Since 2004, James and his wife Helen have made the Lakota children at St. Joseph’s Indian School a major part of their life. By establishing several charitable gift annuities, James and Helen have helped ensure Native American children in need will have a safe home-away-from-home at St. Joseph's Indian School ... all while receiving a quality education.
Recently, James was able to share another gift with St. Joseph’s students: music.
As a retired music professor, he has a true passion for the role music plays in life academically, spiritually and culturally. Many years ago, James heard the Native American flute on a visit to Albuquerque, New Mexico. It was love at first listen, and James has since dedicated his life and musical talent to learning the culture and style associated with this unique instrument.
“James is self-taught, which is really inspiring,” said Dave, St. Joseph’s art teacher. After spending most of his lifetime teaching and playing the transverse flute, James switched to the Native American flute 15 years ago. While visiting St. Joseph’s Indian School in Chamberlain, South Dakota, James played his Native American flute for the students.
“Typically, players change the pitch or notes only slightly,” James told students. “Within that subtle change, I heard all of the notes of the western, or chromatic, scale. I challenged myself to learn to be able to express myself as fully on the native flute as I was able to on the transverse flute.”
James shared traditional songs of the Zuni and Nez Perce tribes, and also played basic scales. Questions like “what is music?” and “what does a composer do?” revealed his love of music education.

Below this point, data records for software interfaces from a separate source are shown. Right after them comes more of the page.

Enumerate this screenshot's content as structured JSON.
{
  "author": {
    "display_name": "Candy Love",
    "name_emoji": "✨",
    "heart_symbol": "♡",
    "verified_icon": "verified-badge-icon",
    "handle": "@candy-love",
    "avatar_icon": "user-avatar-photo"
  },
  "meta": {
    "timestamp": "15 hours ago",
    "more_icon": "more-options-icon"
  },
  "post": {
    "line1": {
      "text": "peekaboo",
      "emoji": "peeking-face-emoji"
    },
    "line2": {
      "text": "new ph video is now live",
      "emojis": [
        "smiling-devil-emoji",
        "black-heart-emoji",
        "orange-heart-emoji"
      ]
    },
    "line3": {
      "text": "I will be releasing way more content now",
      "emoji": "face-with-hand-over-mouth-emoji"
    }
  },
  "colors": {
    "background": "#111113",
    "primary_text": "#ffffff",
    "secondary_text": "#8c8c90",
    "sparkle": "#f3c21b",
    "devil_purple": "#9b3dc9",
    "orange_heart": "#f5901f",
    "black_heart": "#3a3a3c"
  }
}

Wopila tanka — many thanks — James, for sharing so many gifts with the Lakota children at St. Joseph’s Indian School!